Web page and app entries
· · ·

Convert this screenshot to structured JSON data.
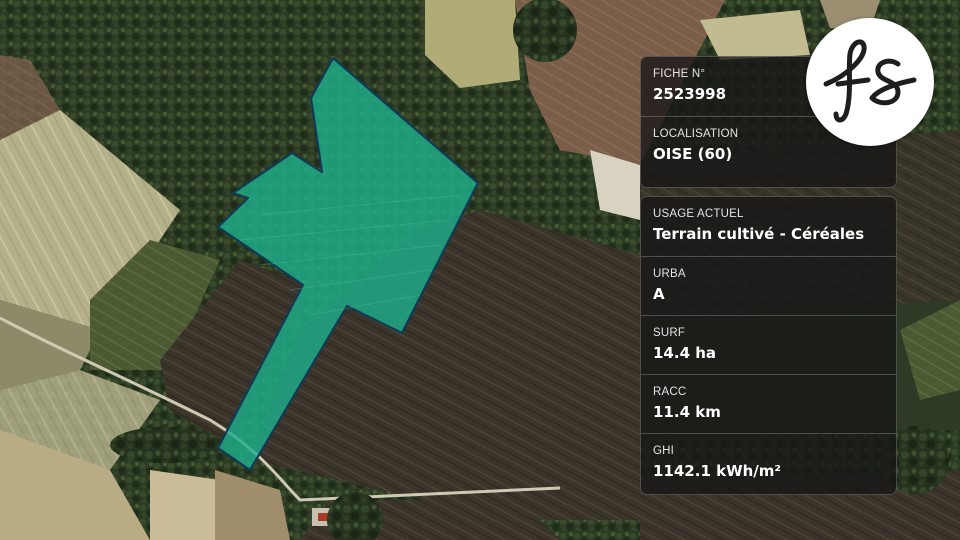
{
  "parcel": {
    "fill_color": "#1fae8a",
    "outline_color": "#123a55"
  },
  "logo": {
    "text": "fs",
    "icon": "fs-monogram-logo",
    "ink_color": "#1e1e1e"
  },
  "card_top": {
    "fiche_label": "FICHE N°",
    "fiche_value": "2523998",
    "localisation_label": "LOCALISATION",
    "localisation_value": "OISE (60)"
  },
  "card_bottom": {
    "usage_label": "USAGE ACTUEL",
    "usage_value": "Terrain cultivé - Céréales",
    "urba_label": "URBA",
    "urba_value": "A",
    "surf_label": "SURF",
    "surf_value": "14.4 ha",
    "racc_label": "RACC",
    "racc_value": "11.4 km",
    "ghi_label": "GHI",
    "ghi_value": "1142.1 kWh/m²"
  }
}
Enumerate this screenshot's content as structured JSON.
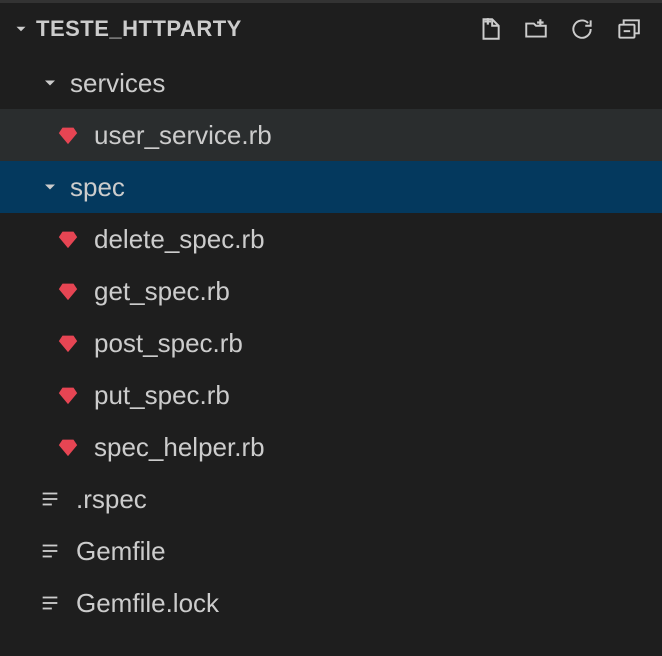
{
  "project": {
    "title": "TESTE_HTTPARTY"
  },
  "actions": {
    "newFile": "New File",
    "newFolder": "New Folder",
    "refresh": "Refresh Explorer",
    "collapse": "Collapse Folders"
  },
  "tree": {
    "folders": [
      {
        "name": "services",
        "expanded": true,
        "files": [
          {
            "name": "user_service.rb",
            "icon": "ruby",
            "highlight": true
          }
        ]
      },
      {
        "name": "spec",
        "expanded": true,
        "selected": true,
        "files": [
          {
            "name": "delete_spec.rb",
            "icon": "ruby"
          },
          {
            "name": "get_spec.rb",
            "icon": "ruby"
          },
          {
            "name": "post_spec.rb",
            "icon": "ruby"
          },
          {
            "name": "put_spec.rb",
            "icon": "ruby"
          },
          {
            "name": "spec_helper.rb",
            "icon": "ruby"
          }
        ]
      }
    ],
    "rootFiles": [
      {
        "name": ".rspec",
        "icon": "text"
      },
      {
        "name": "Gemfile",
        "icon": "text"
      },
      {
        "name": "Gemfile.lock",
        "icon": "text"
      }
    ]
  }
}
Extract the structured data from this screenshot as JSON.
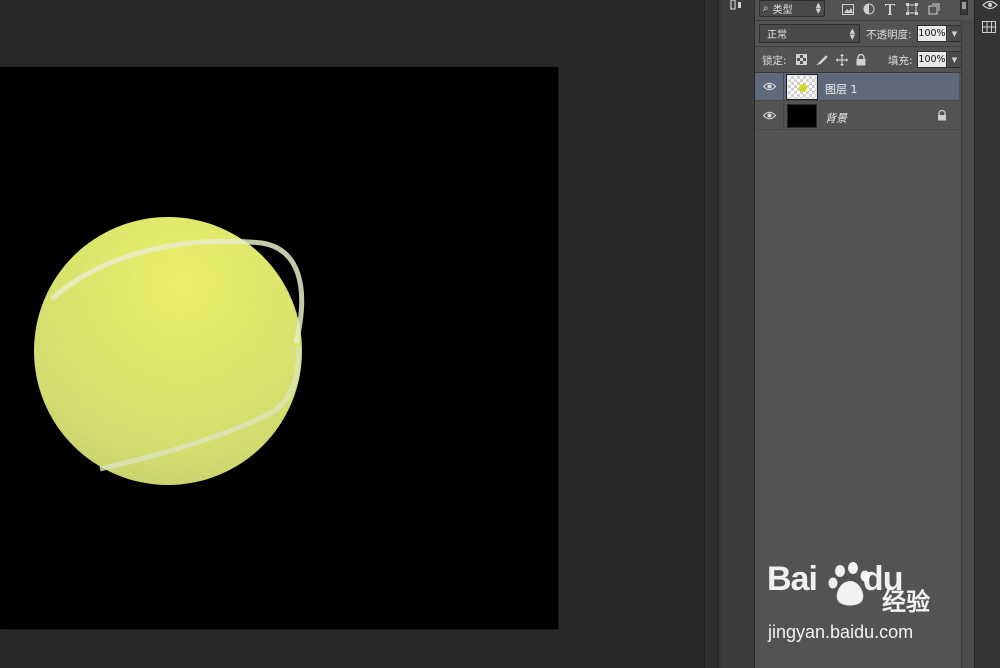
{
  "layers_panel": {
    "filter": {
      "selected": "类型",
      "search_glyph": "⌕"
    },
    "filter_icons": [
      "image-icon",
      "adjustment-icon",
      "type-icon",
      "shape-icon",
      "smart-object-icon"
    ],
    "blend_mode": "正常",
    "opacity_label": "不透明度:",
    "opacity_value": "100%",
    "lock_label": "锁定:",
    "fill_label": "填充:",
    "fill_value": "100%",
    "layers": [
      {
        "name": "图层 1",
        "visible": true,
        "selected": true,
        "thumbnail": "transparent-with-ball"
      },
      {
        "name": "背景",
        "visible": true,
        "selected": false,
        "locked": true,
        "thumbnail": "black"
      }
    ]
  },
  "canvas": {
    "background_color": "#000000",
    "subject": "tennis-ball",
    "ball_color": "#d4e021"
  },
  "watermark": {
    "logo_text": "Bai",
    "logo_text_b": "du",
    "brand_cn": "经验",
    "url": "jingyan.baidu.com"
  },
  "colors": {
    "workspace": "#282828",
    "panel": "#535353",
    "selected_layer": "#5e6a7a"
  }
}
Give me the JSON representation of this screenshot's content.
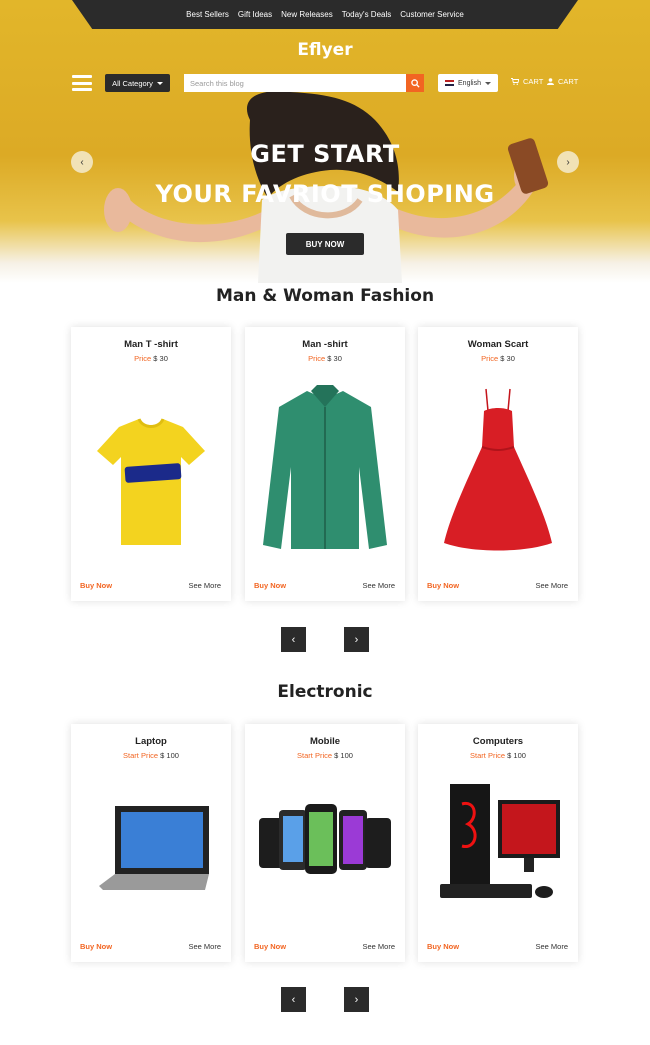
{
  "header": {
    "nav": [
      "Best Sellers",
      "Gift Ideas",
      "New Releases",
      "Today's Deals",
      "Customer Service"
    ],
    "brand": "Eflyer",
    "category_label": "All Category",
    "search_placeholder": "Search this blog",
    "language": "English",
    "cart_label_1": "CART",
    "cart_label_2": "CART"
  },
  "hero": {
    "line1": "GET START",
    "line2": "YOUR FAVRIOT SHOPING",
    "button": "BUY NOW"
  },
  "fashion": {
    "title": "Man & Woman Fashion",
    "products": [
      {
        "name": "Man T -shirt",
        "price_label": "Price",
        "price": "$ 30",
        "buy": "Buy Now",
        "see": "See More",
        "image": "yellow-tshirt"
      },
      {
        "name": "Man -shirt",
        "price_label": "Price",
        "price": "$ 30",
        "buy": "Buy Now",
        "see": "See More",
        "image": "green-shirt"
      },
      {
        "name": "Woman Scart",
        "price_label": "Price",
        "price": "$ 30",
        "buy": "Buy Now",
        "see": "See More",
        "image": "red-dress"
      }
    ]
  },
  "electronic": {
    "title": "Electronic",
    "products": [
      {
        "name": "Laptop",
        "price_label": "Start Price",
        "price": "$ 100",
        "buy": "Buy Now",
        "see": "See More",
        "image": "laptop"
      },
      {
        "name": "Mobile",
        "price_label": "Start Price",
        "price": "$ 100",
        "buy": "Buy Now",
        "see": "See More",
        "image": "phones"
      },
      {
        "name": "Computers",
        "price_label": "Start Price",
        "price": "$ 100",
        "buy": "Buy Now",
        "see": "See More",
        "image": "gaming-pc"
      }
    ]
  },
  "carousel": {
    "prev": "‹",
    "next": "›"
  },
  "colors": {
    "accent": "#f26522",
    "dark": "#2b2b2b",
    "hero": "#dcaa25"
  }
}
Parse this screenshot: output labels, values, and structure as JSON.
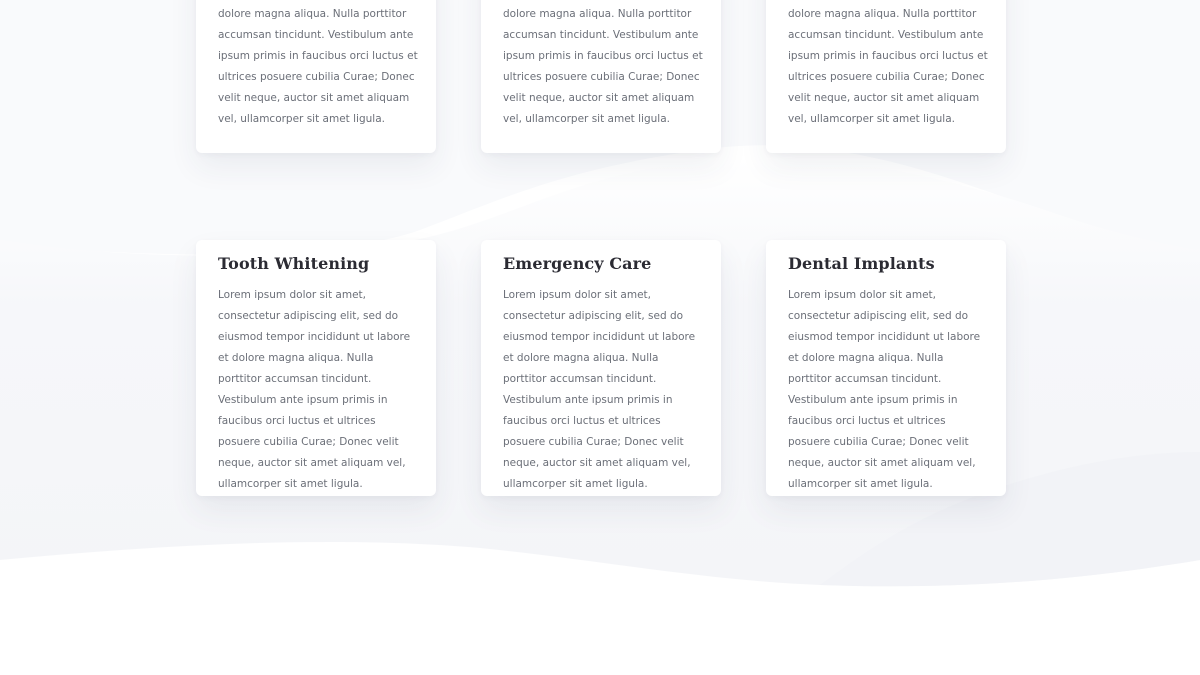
{
  "cards_top": [
    {
      "text": "dolore magna aliqua. Nulla porttitor accumsan tincidunt. Vestibulum ante ipsum primis in faucibus orci luctus et ultrices posuere cubilia Curae; Donec velit neque, auctor sit amet aliquam vel, ullamcorper sit amet ligula."
    },
    {
      "text": "dolore magna aliqua. Nulla porttitor accumsan tincidunt. Vestibulum ante ipsum primis in faucibus orci luctus et ultrices posuere cubilia Curae; Donec velit neque, auctor sit amet aliquam vel, ullamcorper sit amet ligula."
    },
    {
      "text": "dolore magna aliqua. Nulla porttitor accumsan tincidunt. Vestibulum ante ipsum primis in faucibus orci luctus et ultrices posuere cubilia Curae; Donec velit neque, auctor sit amet aliquam vel, ullamcorper sit amet ligula."
    }
  ],
  "cards_bottom": [
    {
      "title": "Tooth Whitening",
      "text": "Lorem ipsum dolor sit amet, consectetur adipiscing elit, sed do eiusmod tempor incididunt ut labore et dolore magna aliqua. Nulla porttitor accumsan tincidunt. Vestibulum ante ipsum primis in faucibus orci luctus et ultrices posuere cubilia Curae; Donec velit neque, auctor sit amet aliquam vel, ullamcorper sit amet ligula."
    },
    {
      "title": "Emergency Care",
      "text": "Lorem ipsum dolor sit amet, consectetur adipiscing elit, sed do eiusmod tempor incididunt ut labore et dolore magna aliqua. Nulla porttitor accumsan tincidunt. Vestibulum ante ipsum primis in faucibus orci luctus et ultrices posuere cubilia Curae; Donec velit neque, auctor sit amet aliquam vel, ullamcorper sit amet ligula."
    },
    {
      "title": "Dental Implants",
      "text": "Lorem ipsum dolor sit amet, consectetur adipiscing elit, sed do eiusmod tempor incididunt ut labore et dolore magna aliqua. Nulla porttitor accumsan tincidunt. Vestibulum ante ipsum primis in faucibus orci luctus et ultrices posuere cubilia Curae; Donec velit neque, auctor sit amet aliquam vel, ullamcorper sit amet ligula."
    }
  ],
  "colors": {
    "background": "#ffffff",
    "wave_band": "#f5f6f9",
    "title": "#2b2b33",
    "body_text": "#6b6f78"
  }
}
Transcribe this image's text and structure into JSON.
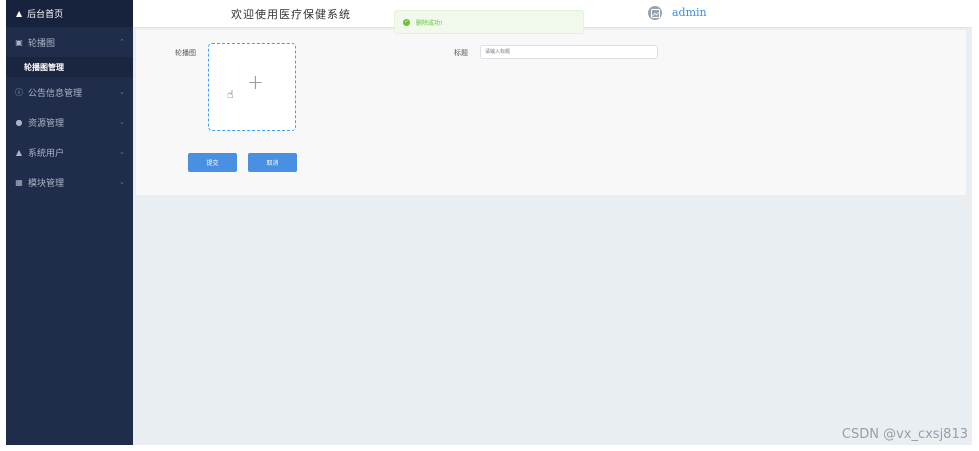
{
  "sidebar": {
    "home_label": "后台首页",
    "menus": [
      {
        "icon": "image-icon",
        "label": "轮播图"
      },
      {
        "icon": "info-icon",
        "label": "公告信息管理"
      },
      {
        "icon": "location-icon",
        "label": "资源管理"
      },
      {
        "icon": "user-icon",
        "label": "系统用户"
      },
      {
        "icon": "grid-icon",
        "label": "模块管理"
      }
    ],
    "submenu": {
      "label": "轮播图管理"
    }
  },
  "header": {
    "welcome": "欢迎使用医疗保健系统",
    "username": "admin"
  },
  "toast": {
    "message": "删除成功!"
  },
  "form": {
    "image_label": "轮播图",
    "title_label": "标题",
    "title_placeholder": "请输入标题",
    "submit_label": "提交",
    "cancel_label": "取消"
  },
  "watermark": "CSDN @vx_cxsj813",
  "colors": {
    "sidebar_bg": "#1f2d4a",
    "accent": "#4a90e2",
    "success": "#67c23a"
  }
}
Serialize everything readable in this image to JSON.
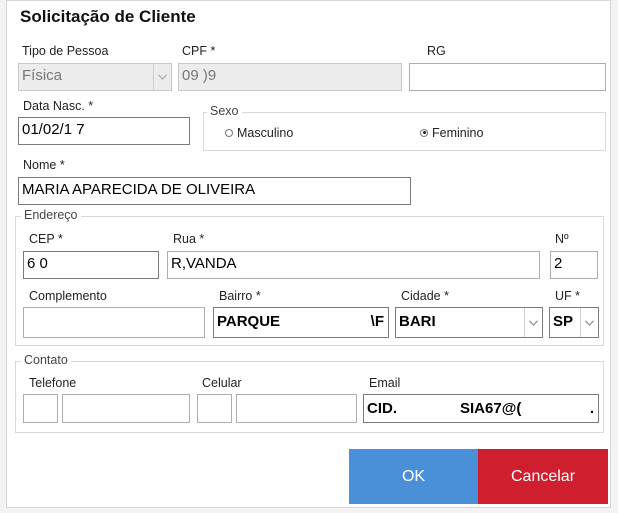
{
  "dialog": {
    "title": "Solicitação de Cliente"
  },
  "pessoa": {
    "tipo_label": "Tipo de Pessoa",
    "tipo_value": "Física",
    "cpf_label": "CPF *",
    "cpf_value": "09              )9",
    "rg_label": "RG",
    "rg_value": ""
  },
  "nascimento": {
    "label": "Data Nasc. *",
    "value": "01/02/1   7"
  },
  "sexo": {
    "legend": "Sexo",
    "masculino_label": "Masculino",
    "feminino_label": "Feminino",
    "selected": "Feminino"
  },
  "nome": {
    "label": "Nome *",
    "value": "MARIA APARECIDA DE OLIVEIRA"
  },
  "endereco": {
    "legend": "Endereço",
    "cep_label": "CEP *",
    "cep_value": "6          0",
    "rua_label": "Rua *",
    "rua_value": "R,VANDA",
    "numero_label": "Nº",
    "numero_value": "2",
    "complemento_label": "Complemento",
    "complemento_value": "",
    "bairro_label": "Bairro *",
    "bairro_value": "PARQUE",
    "bairro_tail": "\\F",
    "cidade_label": "Cidade *",
    "cidade_value": "BARI",
    "uf_label": "UF *",
    "uf_value": "SP"
  },
  "contato": {
    "legend": "Contato",
    "telefone_label": "Telefone",
    "celular_label": "Celular",
    "email_label": "Email",
    "email_value": "CID.",
    "email_tail": "SIA67@(",
    "email_end": "."
  },
  "buttons": {
    "ok_label": "OK",
    "cancel_label": "Cancelar"
  },
  "colors": {
    "ok": "#4a90d9",
    "cancel": "#cf1e2e"
  }
}
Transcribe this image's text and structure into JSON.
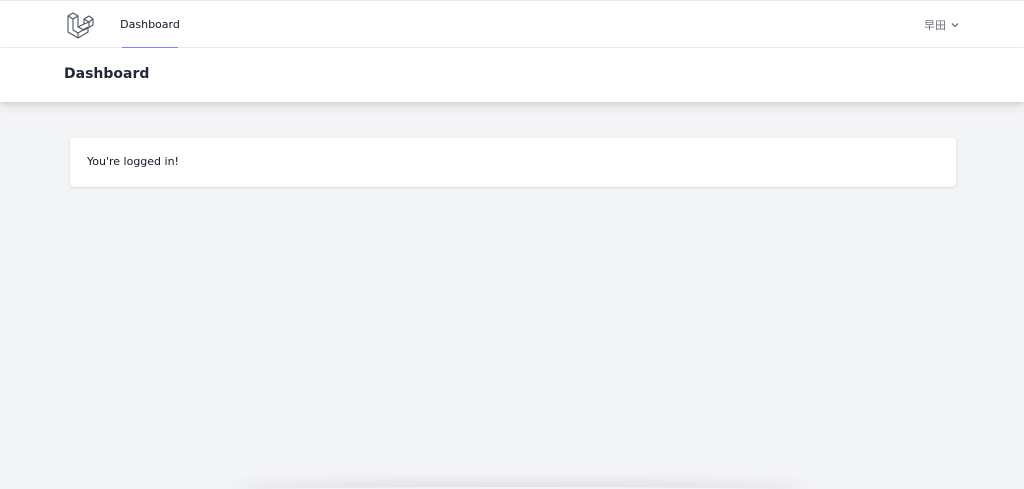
{
  "nav": {
    "logo_icon": "laravel-logo-icon",
    "dashboard_label": "Dashboard",
    "user_name": "早田",
    "user_chevron_icon": "chevron-down-icon"
  },
  "header": {
    "title": "Dashboard"
  },
  "card": {
    "message": "You're logged in!"
  },
  "colors": {
    "accent": "#818cf8",
    "background": "#f3f4f6",
    "surface": "#ffffff",
    "text": "#111827",
    "muted": "#6b7280"
  }
}
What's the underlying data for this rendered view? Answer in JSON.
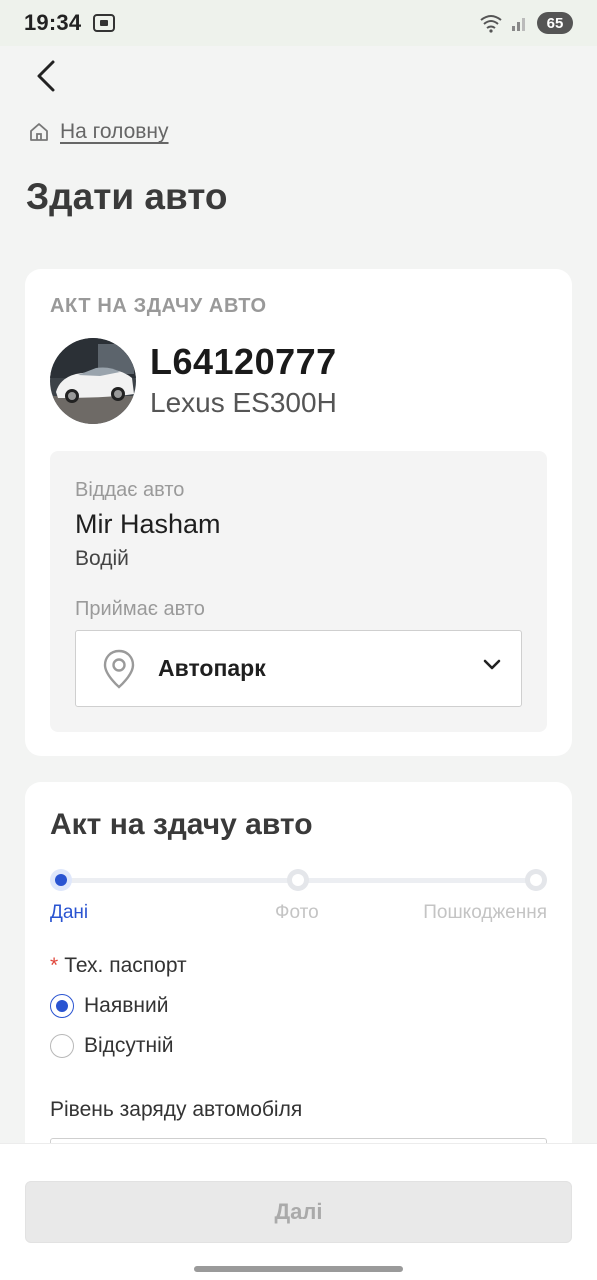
{
  "status_bar": {
    "time": "19:34",
    "battery": "65",
    "icons": [
      "screen-record-icon",
      "wifi-icon",
      "signal-icon",
      "battery-icon"
    ]
  },
  "nav": {
    "back_icon": "chevron-left-icon",
    "breadcrumb_icon": "home-icon",
    "breadcrumb_label": "На головну"
  },
  "page": {
    "title": "Здати авто"
  },
  "vehicle_card": {
    "section_label": "АКТ НА ЗДАЧУ АВТО",
    "plate": "L64120777",
    "model": "Lexus ES300H",
    "giver_label": "Віддає авто",
    "giver_name": "Mir Hasham",
    "giver_role": "Водій",
    "receiver_label": "Приймає авто",
    "receiver_value": "Автопарк",
    "receiver_icon": "location-pin-icon"
  },
  "act_card": {
    "title": "Акт на здачу авто",
    "steps": [
      {
        "label": "Дані",
        "active": true
      },
      {
        "label": "Фото",
        "active": false
      },
      {
        "label": "Пошкодження",
        "active": false
      }
    ],
    "tech_passport_label": "Тех. паспорт",
    "required_mark": "*",
    "options": [
      {
        "label": "Наявний",
        "checked": true
      },
      {
        "label": "Відсутній",
        "checked": false
      }
    ],
    "charge_label": "Рівень заряду автомобіля"
  },
  "footer": {
    "next_label": "Далі"
  },
  "colors": {
    "accent": "#2a54d1",
    "background": "#f3f4f3",
    "required": "#e0463b"
  }
}
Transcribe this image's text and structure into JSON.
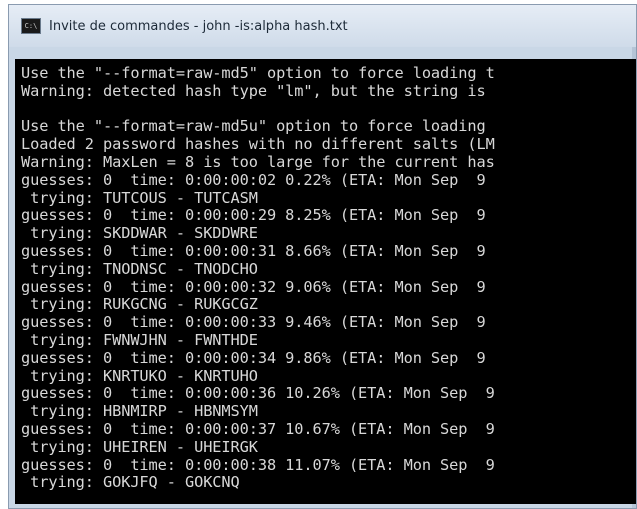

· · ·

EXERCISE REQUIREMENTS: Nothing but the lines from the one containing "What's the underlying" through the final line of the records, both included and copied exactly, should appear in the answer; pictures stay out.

RESPONSE TO THE EXERCISE:
What's the underlying data for this rendered view? Answer in JSON.
{
  "status_bar": {
    "time": "19:34",
    "battery": "65",
    "icons": [
      "screen-record-icon",
      "wifi-icon",
      "signal-icon",
      "battery-icon"
    ]
  },
  "nav": {
    "back_icon": "chevron-left-icon",
    "breadcrumb_icon": "home-icon",
    "breadcrumb_label": "На головну"
  },
  "page": {
    "title": "Здати авто"
  },
  "vehicle_card": {
    "section_label": "АКТ НА ЗДАЧУ АВТО",
    "plate": "L64120777",
    "model": "Lexus ES300H",
    "giver_label": "Віддає авто",
    "giver_name": "Mir Hasham",
    "giver_role": "Водій",
    "receiver_label": "Приймає авто",
    "receiver_value": "Автопарк",
    "receiver_icon": "location-pin-icon"
  },
  "act_card": {
    "title": "Акт на здачу авто",
    "steps": [
      {
        "label": "Дані",
        "active": true
      },
      {
        "label": "Фото",
        "active": false
      },
      {
        "label": "Пошкодження",
        "active": false
      }
    ],
    "tech_passport_label": "Тех. паспорт",
    "required_mark": "*",
    "options": [
      {
        "label": "Наявний",
        "checked": true
      },
      {
        "label": "Відсутній",
        "checked": false
      }
    ],
    "charge_label": "Рівень заряду автомобіля"
  },
  "footer": {
    "next_label": "Далі"
  },
  "colors": {
    "accent": "#2a54d1",
    "background": "#f3f4f3",
    "required": "#e0463b"
  }
}
Transcribe this image's text and structure into JSON.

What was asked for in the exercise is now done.